It is a sad indictment of the fund industry when the UK’s biggest fund broker is unable to find enough quality funds to fill its so-called Wealth 150 list, as is the case with Hargreaves Lansdown.
It launched its 150 list of recommended funds in 2003 and had 165 funds at one stage. Today, the list only has 120 funds because it cannot find enough quality funds that make the grade. It reckons its in-house quantitative system has weeded out the “lucky managers” who just happened to be in the right place at the right time, rather than by judgement.
“The truth is there are far too many funds and very few really talented fund managers. An analogy with football might be appropriate. How many really talented footballers are there across all the divisions? Answer, very few. Fund management is no different,” head of research Mark Dampier tells me.
But Dampier is not the only one with concerns.
A few weeks ago, Philippa Gee wrote a blog berating the fund management industry for failing to get its priorities right. Fund management groups need to understand they are dealing with money that people have worked extremely hard to save and invest, she wrote. “It is a responsibility that should not be treated lightly. Focus on what you do best,” she added.
But Gee’s calls seem to be falling on deaf ears if the latest FundWatch survey is anything to go by.

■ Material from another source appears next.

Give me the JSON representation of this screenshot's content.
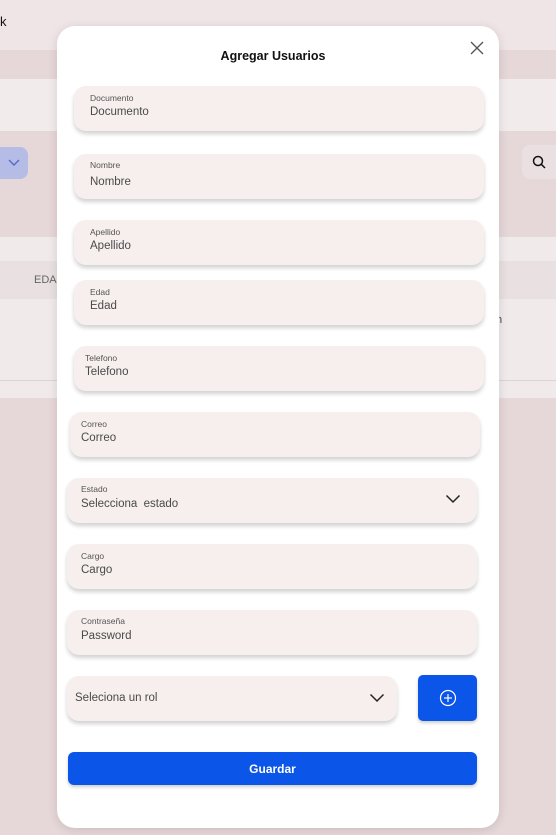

The Thames River Multi Capital survey shows a 72 per cent increase in the number of new fund launches in the last quarter of 2011. The funds were spread across IMA sectors, with four launched in both the renamed IMA mixed investment 20-60 per cent and 40-85 per cent shares sectors, with only one fund – Fidelity multi asset allocator defensive – joining the new IMA mixed investment 0-35 per cent shares sector.
I have often wondered why there are in excess of 2,000 funds available to UK investors, when everyone knows the vast majority are failing investors. If you talk to investment professionals about successful fund managers, the same familiar names crop up.
Yet mediocre or downright dismal funds still sell – there must be some very persuasive regional sales managers on the road, that is all I can say.
But the responsibility at the core falls on fund groups. The mechanics of investment groups require them to attract assets and it makes financial sense to launch when there is an appetite for a certain type of fund. It is why many launches are ill-timed. Investors simply will not buy funds that are out-of-fashion, no matter how much you tell them a bubble is about to burst or an opportunity is around the corner. It is not very TCF, it is just commercial reality.
However, greater choice does not serve the mainstream investor well. A vast array of funds is not the answer, although it would seem that we are falling into a similar trap with defined contribution pension schemes.
Platforms, consultants and employers are moving to give employees greater choice, when all workers really require is a first-rate default fund they can rely upon. Unfortunately, default funds are the nemesis of DC schemes and they have let many workers down.
Fund groups need to get back to basics and resist the urge to launch a new fund. They need to ensure their laggards are revamped and retuned before they lodge new fund applications. Anything less is disrespectful to their existing bands of customers.
Paul Farrow is personal finance editor at the Telegraph Media Group